[Page and application data records]
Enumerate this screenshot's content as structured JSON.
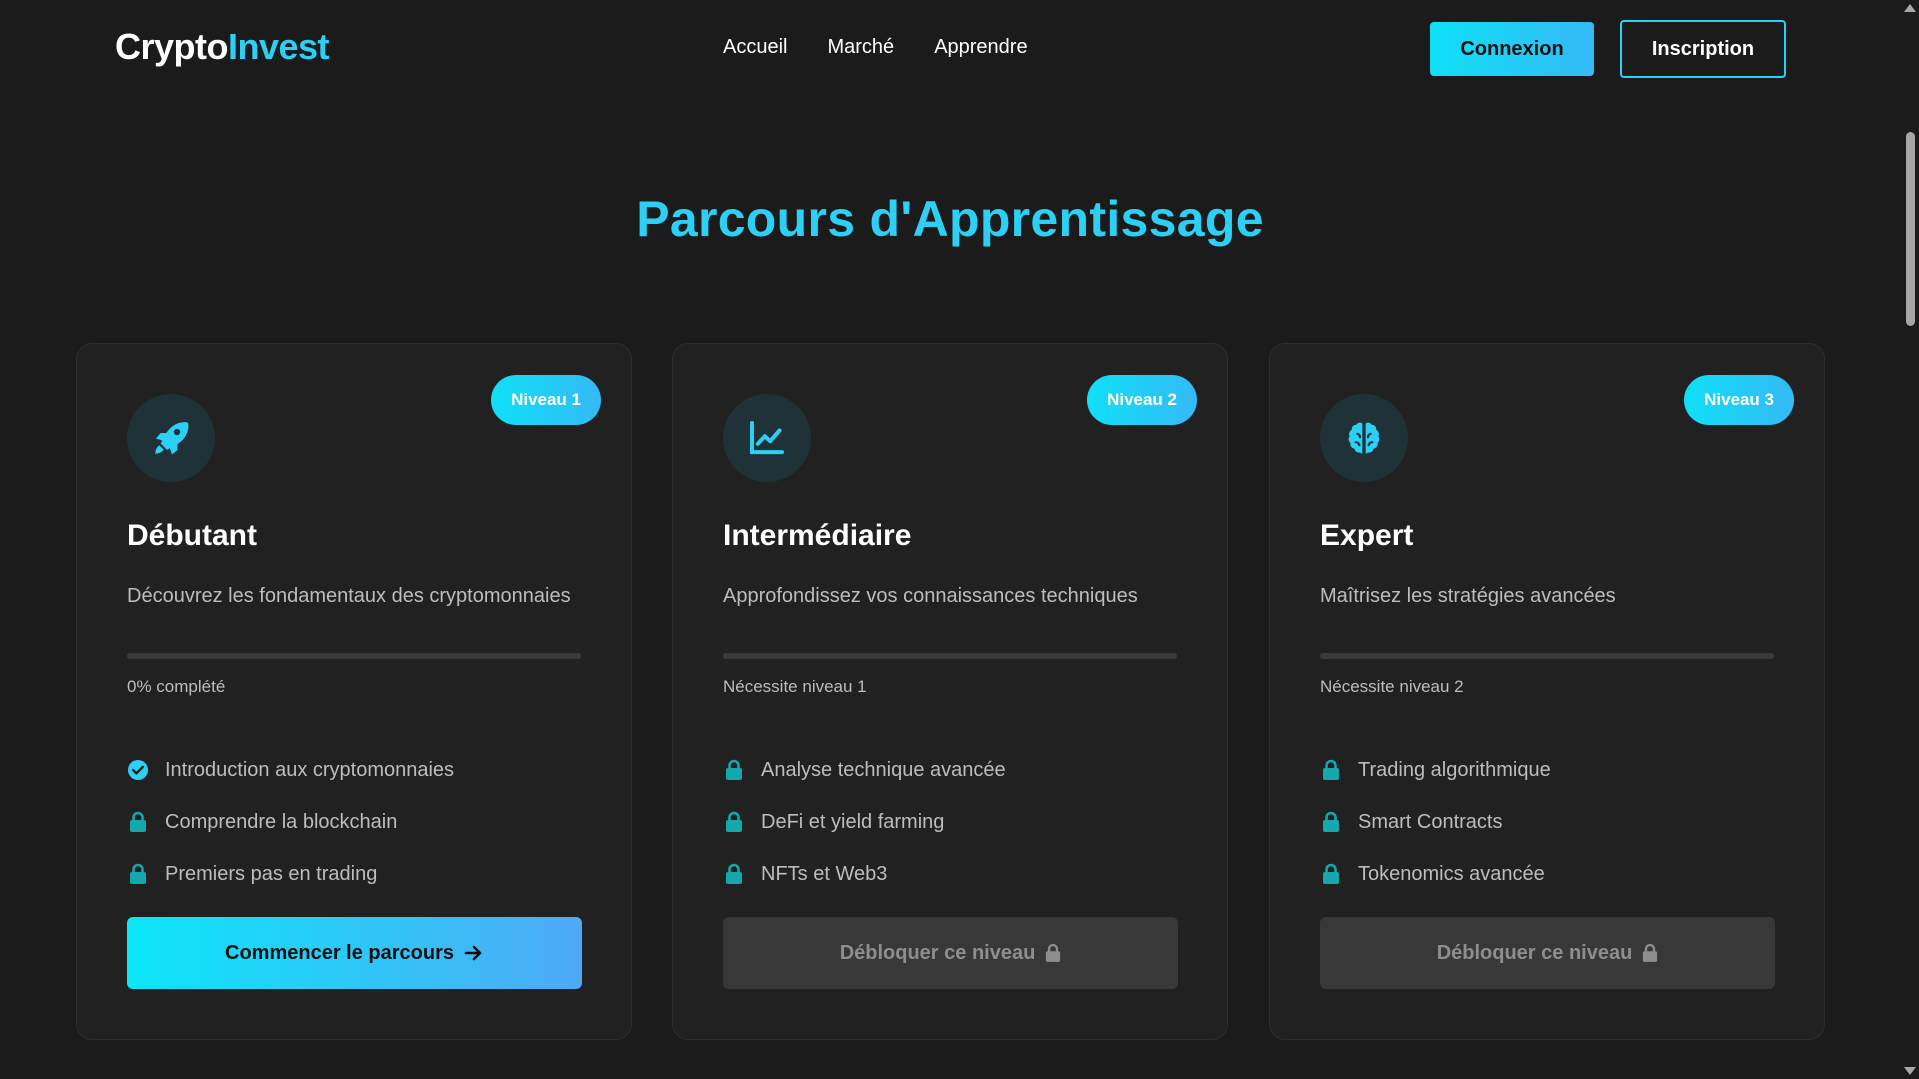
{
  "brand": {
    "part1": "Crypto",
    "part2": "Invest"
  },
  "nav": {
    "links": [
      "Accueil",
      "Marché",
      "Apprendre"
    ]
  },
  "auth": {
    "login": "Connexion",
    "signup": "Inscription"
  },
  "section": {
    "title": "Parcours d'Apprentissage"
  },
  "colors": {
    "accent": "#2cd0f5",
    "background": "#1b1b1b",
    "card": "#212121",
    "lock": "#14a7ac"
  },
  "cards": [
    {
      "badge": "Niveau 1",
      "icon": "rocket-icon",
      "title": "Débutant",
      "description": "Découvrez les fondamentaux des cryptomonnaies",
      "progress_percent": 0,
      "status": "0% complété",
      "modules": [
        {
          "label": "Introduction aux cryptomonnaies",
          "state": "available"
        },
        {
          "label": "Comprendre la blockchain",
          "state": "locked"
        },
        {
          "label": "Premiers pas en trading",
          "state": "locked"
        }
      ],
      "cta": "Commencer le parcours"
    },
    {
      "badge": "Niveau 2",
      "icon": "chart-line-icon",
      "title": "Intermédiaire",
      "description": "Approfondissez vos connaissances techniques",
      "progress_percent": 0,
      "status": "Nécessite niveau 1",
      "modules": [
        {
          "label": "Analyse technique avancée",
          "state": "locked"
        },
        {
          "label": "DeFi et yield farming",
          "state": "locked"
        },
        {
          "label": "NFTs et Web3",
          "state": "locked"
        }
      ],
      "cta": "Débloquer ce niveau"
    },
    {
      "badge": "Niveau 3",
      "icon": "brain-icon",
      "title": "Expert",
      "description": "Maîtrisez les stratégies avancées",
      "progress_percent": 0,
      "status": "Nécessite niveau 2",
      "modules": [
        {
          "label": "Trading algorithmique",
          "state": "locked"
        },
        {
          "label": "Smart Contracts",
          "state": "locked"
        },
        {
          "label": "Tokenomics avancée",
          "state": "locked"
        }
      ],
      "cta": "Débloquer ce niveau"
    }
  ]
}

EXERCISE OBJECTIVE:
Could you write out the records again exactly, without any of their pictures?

RESPONSE BELOW:
Enumerate this screenshot's content as structured JSON.
{
  "brand": {
    "part1": "Crypto",
    "part2": "Invest"
  },
  "nav": {
    "links": [
      "Accueil",
      "Marché",
      "Apprendre"
    ]
  },
  "auth": {
    "login": "Connexion",
    "signup": "Inscription"
  },
  "section": {
    "title": "Parcours d'Apprentissage"
  },
  "colors": {
    "accent": "#2cd0f5",
    "background": "#1b1b1b",
    "card": "#212121",
    "lock": "#14a7ac"
  },
  "cards": [
    {
      "badge": "Niveau 1",
      "icon": "rocket-icon",
      "title": "Débutant",
      "description": "Découvrez les fondamentaux des cryptomonnaies",
      "progress_percent": 0,
      "status": "0% complété",
      "modules": [
        {
          "label": "Introduction aux cryptomonnaies",
          "state": "available"
        },
        {
          "label": "Comprendre la blockchain",
          "state": "locked"
        },
        {
          "label": "Premiers pas en trading",
          "state": "locked"
        }
      ],
      "cta": "Commencer le parcours"
    },
    {
      "badge": "Niveau 2",
      "icon": "chart-line-icon",
      "title": "Intermédiaire",
      "description": "Approfondissez vos connaissances techniques",
      "progress_percent": 0,
      "status": "Nécessite niveau 1",
      "modules": [
        {
          "label": "Analyse technique avancée",
          "state": "locked"
        },
        {
          "label": "DeFi et yield farming",
          "state": "locked"
        },
        {
          "label": "NFTs et Web3",
          "state": "locked"
        }
      ],
      "cta": "Débloquer ce niveau"
    },
    {
      "badge": "Niveau 3",
      "icon": "brain-icon",
      "title": "Expert",
      "description": "Maîtrisez les stratégies avancées",
      "progress_percent": 0,
      "status": "Nécessite niveau 2",
      "modules": [
        {
          "label": "Trading algorithmique",
          "state": "locked"
        },
        {
          "label": "Smart Contracts",
          "state": "locked"
        },
        {
          "label": "Tokenomics avancée",
          "state": "locked"
        }
      ],
      "cta": "Débloquer ce niveau"
    }
  ]
}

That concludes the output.